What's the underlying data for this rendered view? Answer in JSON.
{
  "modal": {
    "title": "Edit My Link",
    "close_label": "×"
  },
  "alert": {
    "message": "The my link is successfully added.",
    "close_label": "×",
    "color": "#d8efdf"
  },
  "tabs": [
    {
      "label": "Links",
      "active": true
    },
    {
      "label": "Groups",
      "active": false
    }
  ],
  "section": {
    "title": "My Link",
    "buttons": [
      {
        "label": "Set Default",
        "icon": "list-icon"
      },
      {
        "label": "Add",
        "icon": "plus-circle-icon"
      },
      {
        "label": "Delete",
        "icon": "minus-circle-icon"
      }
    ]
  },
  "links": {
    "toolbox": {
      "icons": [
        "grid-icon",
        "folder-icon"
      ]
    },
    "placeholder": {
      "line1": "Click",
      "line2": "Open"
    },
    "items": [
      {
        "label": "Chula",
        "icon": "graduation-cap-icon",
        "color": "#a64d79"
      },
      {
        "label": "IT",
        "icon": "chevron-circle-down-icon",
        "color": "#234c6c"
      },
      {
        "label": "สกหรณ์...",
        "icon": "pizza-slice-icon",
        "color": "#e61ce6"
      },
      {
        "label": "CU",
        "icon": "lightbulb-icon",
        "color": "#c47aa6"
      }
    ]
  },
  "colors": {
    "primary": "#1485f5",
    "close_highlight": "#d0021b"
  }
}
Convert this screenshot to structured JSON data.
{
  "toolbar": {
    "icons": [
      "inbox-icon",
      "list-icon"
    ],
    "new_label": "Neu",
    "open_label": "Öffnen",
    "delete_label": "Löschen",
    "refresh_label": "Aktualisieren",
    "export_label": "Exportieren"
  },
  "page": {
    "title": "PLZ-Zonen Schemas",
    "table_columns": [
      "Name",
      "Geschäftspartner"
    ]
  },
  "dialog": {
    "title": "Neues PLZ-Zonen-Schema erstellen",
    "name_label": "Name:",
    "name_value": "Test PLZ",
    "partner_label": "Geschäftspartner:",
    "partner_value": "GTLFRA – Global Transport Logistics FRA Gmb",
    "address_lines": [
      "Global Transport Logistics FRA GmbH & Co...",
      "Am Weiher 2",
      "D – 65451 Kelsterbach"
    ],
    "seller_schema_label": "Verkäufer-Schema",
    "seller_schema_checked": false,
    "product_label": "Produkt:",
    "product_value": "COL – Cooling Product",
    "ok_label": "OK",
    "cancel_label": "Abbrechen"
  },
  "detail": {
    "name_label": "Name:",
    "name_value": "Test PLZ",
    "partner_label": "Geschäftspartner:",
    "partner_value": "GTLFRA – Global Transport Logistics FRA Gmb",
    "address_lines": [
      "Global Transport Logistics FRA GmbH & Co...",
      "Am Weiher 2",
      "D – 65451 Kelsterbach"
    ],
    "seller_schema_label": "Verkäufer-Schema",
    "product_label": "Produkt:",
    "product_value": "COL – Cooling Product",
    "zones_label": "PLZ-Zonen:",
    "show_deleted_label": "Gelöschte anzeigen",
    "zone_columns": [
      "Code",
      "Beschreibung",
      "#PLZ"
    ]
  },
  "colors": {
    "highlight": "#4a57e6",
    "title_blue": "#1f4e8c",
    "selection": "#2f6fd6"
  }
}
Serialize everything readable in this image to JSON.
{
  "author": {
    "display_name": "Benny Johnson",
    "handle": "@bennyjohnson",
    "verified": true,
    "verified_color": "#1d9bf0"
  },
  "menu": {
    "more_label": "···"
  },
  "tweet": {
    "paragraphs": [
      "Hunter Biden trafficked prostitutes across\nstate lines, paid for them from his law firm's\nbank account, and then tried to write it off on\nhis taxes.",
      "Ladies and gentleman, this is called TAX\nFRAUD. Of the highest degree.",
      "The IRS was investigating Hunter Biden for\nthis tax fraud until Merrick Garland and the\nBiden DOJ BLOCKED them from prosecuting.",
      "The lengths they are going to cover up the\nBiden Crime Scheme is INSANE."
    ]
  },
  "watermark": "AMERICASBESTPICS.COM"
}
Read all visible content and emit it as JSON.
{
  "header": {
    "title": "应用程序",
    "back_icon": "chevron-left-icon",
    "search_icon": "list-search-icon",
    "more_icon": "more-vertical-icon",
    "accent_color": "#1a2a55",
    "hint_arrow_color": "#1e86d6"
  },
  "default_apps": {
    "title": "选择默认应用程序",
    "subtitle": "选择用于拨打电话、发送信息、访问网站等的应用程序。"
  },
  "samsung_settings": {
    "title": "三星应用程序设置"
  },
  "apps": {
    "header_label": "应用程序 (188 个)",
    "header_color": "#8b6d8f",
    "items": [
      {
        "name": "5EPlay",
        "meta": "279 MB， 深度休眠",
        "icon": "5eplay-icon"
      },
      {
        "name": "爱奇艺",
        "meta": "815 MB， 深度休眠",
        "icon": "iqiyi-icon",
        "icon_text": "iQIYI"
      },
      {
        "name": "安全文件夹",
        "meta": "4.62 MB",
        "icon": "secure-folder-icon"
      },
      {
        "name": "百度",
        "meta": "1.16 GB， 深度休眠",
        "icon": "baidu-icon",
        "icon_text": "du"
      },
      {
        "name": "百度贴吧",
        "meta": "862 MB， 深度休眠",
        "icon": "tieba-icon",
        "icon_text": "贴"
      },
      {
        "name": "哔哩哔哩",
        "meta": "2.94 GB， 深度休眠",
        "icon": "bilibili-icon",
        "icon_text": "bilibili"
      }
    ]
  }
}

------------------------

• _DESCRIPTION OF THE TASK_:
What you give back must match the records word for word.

• _ANSWER TO THIS EXERCISE_:
What's the underlying data for this rendered view? Answer in JSON.
{
  "modal": {
    "title": "Edit My Link",
    "close_label": "×"
  },
  "alert": {
    "message": "The my link is successfully added.",
    "close_label": "×",
    "color": "#d8efdf"
  },
  "tabs": [
    {
      "label": "Links",
      "active": true
    },
    {
      "label": "Groups",
      "active": false
    }
  ],
  "section": {
    "title": "My Link",
    "buttons": [
      {
        "label": "Set Default",
        "icon": "list-icon"
      },
      {
        "label": "Add",
        "icon": "plus-circle-icon"
      },
      {
        "label": "Delete",
        "icon": "minus-circle-icon"
      }
    ]
  },
  "links": {
    "toolbox": {
      "icons": [
        "grid-icon",
        "folder-icon"
      ]
    },
    "placeholder": {
      "line1": "Click",
      "line2": "Open"
    },
    "items": [
      {
        "label": "Chula",
        "icon": "graduation-cap-icon",
        "color": "#a64d79"
      },
      {
        "label": "IT",
        "icon": "chevron-circle-down-icon",
        "color": "#234c6c"
      },
      {
        "label": "สกหรณ์...",
        "icon": "pizza-slice-icon",
        "color": "#e61ce6"
      },
      {
        "label": "CU",
        "icon": "lightbulb-icon",
        "color": "#c47aa6"
      }
    ]
  },
  "colors": {
    "primary": "#1485f5",
    "close_highlight": "#d0021b"
  }
}
Convert this screenshot to structured JSON data.
{
  "toolbar": {
    "icons": [
      "inbox-icon",
      "list-icon"
    ],
    "new_label": "Neu",
    "open_label": "Öffnen",
    "delete_label": "Löschen",
    "refresh_label": "Aktualisieren",
    "export_label": "Exportieren"
  },
  "page": {
    "title": "PLZ-Zonen Schemas",
    "table_columns": [
      "Name",
      "Geschäftspartner"
    ]
  },
  "dialog": {
    "title": "Neues PLZ-Zonen-Schema erstellen",
    "name_label": "Name:",
    "name_value": "Test PLZ",
    "partner_label": "Geschäftspartner:",
    "partner_value": "GTLFRA – Global Transport Logistics FRA Gmb",
    "address_lines": [
      "Global Transport Logistics FRA GmbH & Co...",
      "Am Weiher 2",
      "D – 65451 Kelsterbach"
    ],
    "seller_schema_label": "Verkäufer-Schema",
    "seller_schema_checked": false,
    "product_label": "Produkt:",
    "product_value": "COL – Cooling Product",
    "ok_label": "OK",
    "cancel_label": "Abbrechen"
  },
  "detail": {
    "name_label": "Name:",
    "name_value": "Test PLZ",
    "partner_label": "Geschäftspartner:",
    "partner_value": "GTLFRA – Global Transport Logistics FRA Gmb",
    "address_lines": [
      "Global Transport Logistics FRA GmbH & Co...",
      "Am Weiher 2",
      "D – 65451 Kelsterbach"
    ],
    "seller_schema_label": "Verkäufer-Schema",
    "product_label": "Produkt:",
    "product_value": "COL – Cooling Product",
    "zones_label": "PLZ-Zonen:",
    "show_deleted_label": "Gelöschte anzeigen",
    "zone_columns": [
      "Code",
      "Beschreibung",
      "#PLZ"
    ]
  },
  "colors": {
    "highlight": "#4a57e6",
    "title_blue": "#1f4e8c",
    "selection": "#2f6fd6"
  }
}
Serialize everything readable in this image to JSON.
{
  "author": {
    "display_name": "Benny Johnson",
    "handle": "@bennyjohnson",
    "verified": true,
    "verified_color": "#1d9bf0"
  },
  "menu": {
    "more_label": "···"
  },
  "tweet": {
    "paragraphs": [
      "Hunter Biden trafficked prostitutes across\nstate lines, paid for them from his law firm's\nbank account, and then tried to write it off on\nhis taxes.",
      "Ladies and gentleman, this is called TAX\nFRAUD. Of the highest degree.",
      "The IRS was investigating Hunter Biden for\nthis tax fraud until Merrick Garland and the\nBiden DOJ BLOCKED them from prosecuting.",
      "The lengths they are going to cover up the\nBiden Crime Scheme is INSANE."
    ]
  },
  "watermark": "AMERICASBESTPICS.COM"
}
Read all visible content and emit it as JSON.
{
  "header": {
    "title": "应用程序",
    "back_icon": "chevron-left-icon",
    "search_icon": "list-search-icon",
    "more_icon": "more-vertical-icon",
    "accent_color": "#1a2a55",
    "hint_arrow_color": "#1e86d6"
  },
  "default_apps": {
    "title": "选择默认应用程序",
    "subtitle": "选择用于拨打电话、发送信息、访问网站等的应用程序。"
  },
  "samsung_settings": {
    "title": "三星应用程序设置"
  },
  "apps": {
    "header_label": "应用程序 (188 个)",
    "header_color": "#8b6d8f",
    "items": [
      {
        "name": "5EPlay",
        "meta": "279 MB， 深度休眠",
        "icon": "5eplay-icon"
      },
      {
        "name": "爱奇艺",
        "meta": "815 MB， 深度休眠",
        "icon": "iqiyi-icon",
        "icon_text": "iQIYI"
      },
      {
        "name": "安全文件夹",
        "meta": "4.62 MB",
        "icon": "secure-folder-icon"
      },
      {
        "name": "百度",
        "meta": "1.16 GB， 深度休眠",
        "icon": "baidu-icon",
        "icon_text": "du"
      },
      {
        "name": "百度贴吧",
        "meta": "862 MB， 深度休眠",
        "icon": "tieba-icon",
        "icon_text": "贴"
      },
      {
        "name": "哔哩哔哩",
        "meta": "2.94 GB， 深度休眠",
        "icon": "bilibili-icon",
        "icon_text": "bilibili"
      }
    ]
  }
}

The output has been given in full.